[Stored data]
________________

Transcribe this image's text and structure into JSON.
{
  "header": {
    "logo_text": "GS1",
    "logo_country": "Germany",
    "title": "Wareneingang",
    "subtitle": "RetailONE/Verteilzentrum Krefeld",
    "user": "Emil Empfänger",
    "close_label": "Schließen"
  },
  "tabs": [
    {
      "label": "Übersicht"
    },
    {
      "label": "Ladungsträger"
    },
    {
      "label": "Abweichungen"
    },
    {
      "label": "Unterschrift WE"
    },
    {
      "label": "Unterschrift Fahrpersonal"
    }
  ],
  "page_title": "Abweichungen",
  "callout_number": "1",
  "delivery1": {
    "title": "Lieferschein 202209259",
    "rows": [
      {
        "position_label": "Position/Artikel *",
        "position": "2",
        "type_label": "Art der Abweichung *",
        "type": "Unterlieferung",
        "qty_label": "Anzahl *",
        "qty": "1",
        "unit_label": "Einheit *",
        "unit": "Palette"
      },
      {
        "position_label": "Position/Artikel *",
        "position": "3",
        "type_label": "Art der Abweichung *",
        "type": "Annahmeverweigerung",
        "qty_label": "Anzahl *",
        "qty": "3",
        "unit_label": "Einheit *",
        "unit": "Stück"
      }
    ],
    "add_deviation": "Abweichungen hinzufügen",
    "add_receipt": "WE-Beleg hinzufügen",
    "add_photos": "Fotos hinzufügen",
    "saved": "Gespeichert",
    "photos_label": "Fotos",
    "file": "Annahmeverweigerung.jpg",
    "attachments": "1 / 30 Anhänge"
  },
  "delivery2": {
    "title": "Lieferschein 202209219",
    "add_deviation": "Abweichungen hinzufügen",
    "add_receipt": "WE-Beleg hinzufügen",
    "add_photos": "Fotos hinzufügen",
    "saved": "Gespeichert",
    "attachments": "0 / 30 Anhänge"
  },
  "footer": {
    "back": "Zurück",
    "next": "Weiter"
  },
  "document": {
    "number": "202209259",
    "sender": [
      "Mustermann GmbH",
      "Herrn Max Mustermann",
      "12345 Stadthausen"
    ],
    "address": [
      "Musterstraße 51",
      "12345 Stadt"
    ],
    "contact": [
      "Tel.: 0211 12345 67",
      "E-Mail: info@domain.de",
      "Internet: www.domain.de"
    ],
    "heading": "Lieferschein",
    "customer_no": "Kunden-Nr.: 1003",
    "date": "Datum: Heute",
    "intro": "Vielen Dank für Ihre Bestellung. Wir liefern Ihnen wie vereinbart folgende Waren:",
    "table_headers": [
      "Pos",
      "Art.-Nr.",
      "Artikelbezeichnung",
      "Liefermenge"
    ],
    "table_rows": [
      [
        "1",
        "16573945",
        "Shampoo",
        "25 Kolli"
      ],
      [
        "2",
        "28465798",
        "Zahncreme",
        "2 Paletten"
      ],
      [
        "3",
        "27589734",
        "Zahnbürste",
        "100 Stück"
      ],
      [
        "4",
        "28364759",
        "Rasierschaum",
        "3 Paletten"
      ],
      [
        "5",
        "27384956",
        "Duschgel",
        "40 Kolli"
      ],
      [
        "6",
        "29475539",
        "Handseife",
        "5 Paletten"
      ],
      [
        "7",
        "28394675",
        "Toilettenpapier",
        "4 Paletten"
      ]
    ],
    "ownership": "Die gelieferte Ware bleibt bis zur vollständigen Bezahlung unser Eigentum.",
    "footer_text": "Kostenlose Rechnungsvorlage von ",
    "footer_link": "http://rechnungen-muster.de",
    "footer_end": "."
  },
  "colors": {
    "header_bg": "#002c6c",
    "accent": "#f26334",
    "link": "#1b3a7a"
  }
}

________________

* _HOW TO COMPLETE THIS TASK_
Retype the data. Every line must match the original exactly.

* _SOLUTION_
Transcribe this image's text and structure into JSON.
{
  "header": {
    "logo_text": "GS1",
    "logo_country": "Germany",
    "title": "Wareneingang",
    "subtitle": "RetailONE/Verteilzentrum Krefeld",
    "user": "Emil Empfänger",
    "close_label": "Schließen"
  },
  "tabs": [
    {
      "label": "Übersicht"
    },
    {
      "label": "Ladungsträger"
    },
    {
      "label": "Abweichungen"
    },
    {
      "label": "Unterschrift WE"
    },
    {
      "label": "Unterschrift Fahrpersonal"
    }
  ],
  "page_title": "Abweichungen",
  "callout_number": "1",
  "delivery1": {
    "title": "Lieferschein 202209259",
    "rows": [
      {
        "position_label": "Position/Artikel *",
        "position": "2",
        "type_label": "Art der Abweichung *",
        "type": "Unterlieferung",
        "qty_label": "Anzahl *",
        "qty": "1",
        "unit_label": "Einheit *",
        "unit": "Palette"
      },
      {
        "position_label": "Position/Artikel *",
        "position": "3",
        "type_label": "Art der Abweichung *",
        "type": "Annahmeverweigerung",
        "qty_label": "Anzahl *",
        "qty": "3",
        "unit_label": "Einheit *",
        "unit": "Stück"
      }
    ],
    "add_deviation": "Abweichungen hinzufügen",
    "add_receipt": "WE-Beleg hinzufügen",
    "add_photos": "Fotos hinzufügen",
    "saved": "Gespeichert",
    "photos_label": "Fotos",
    "file": "Annahmeverweigerung.jpg",
    "attachments": "1 / 30 Anhänge"
  },
  "delivery2": {
    "title": "Lieferschein 202209219",
    "add_deviation": "Abweichungen hinzufügen",
    "add_receipt": "WE-Beleg hinzufügen",
    "add_photos": "Fotos hinzufügen",
    "saved": "Gespeichert",
    "attachments": "0 / 30 Anhänge"
  },
  "footer": {
    "back": "Zurück",
    "next": "Weiter"
  },
  "document": {
    "number": "202209259",
    "sender": [
      "Mustermann GmbH",
      "Herrn Max Mustermann",
      "12345 Stadthausen"
    ],
    "address": [
      "Musterstraße 51",
      "12345 Stadt"
    ],
    "contact": [
      "Tel.: 0211 12345 67",
      "E-Mail: info@domain.de",
      "Internet: www.domain.de"
    ],
    "heading": "Lieferschein",
    "customer_no": "Kunden-Nr.: 1003",
    "date": "Datum: Heute",
    "intro": "Vielen Dank für Ihre Bestellung. Wir liefern Ihnen wie vereinbart folgende Waren:",
    "table_headers": [
      "Pos",
      "Art.-Nr.",
      "Artikelbezeichnung",
      "Liefermenge"
    ],
    "table_rows": [
      [
        "1",
        "16573945",
        "Shampoo",
        "25 Kolli"
      ],
      [
        "2",
        "28465798",
        "Zahncreme",
        "2 Paletten"
      ],
      [
        "3",
        "27589734",
        "Zahnbürste",
        "100 Stück"
      ],
      [
        "4",
        "28364759",
        "Rasierschaum",
        "3 Paletten"
      ],
      [
        "5",
        "27384956",
        "Duschgel",
        "40 Kolli"
      ],
      [
        "6",
        "29475539",
        "Handseife",
        "5 Paletten"
      ],
      [
        "7",
        "28394675",
        "Toilettenpapier",
        "4 Paletten"
      ]
    ],
    "ownership": "Die gelieferte Ware bleibt bis zur vollständigen Bezahlung unser Eigentum.",
    "footer_text": "Kostenlose Rechnungsvorlage von ",
    "footer_link": "http://rechnungen-muster.de",
    "footer_end": "."
  },
  "colors": {
    "header_bg": "#002c6c",
    "accent": "#f26334",
    "link": "#1b3a7a"
  }
}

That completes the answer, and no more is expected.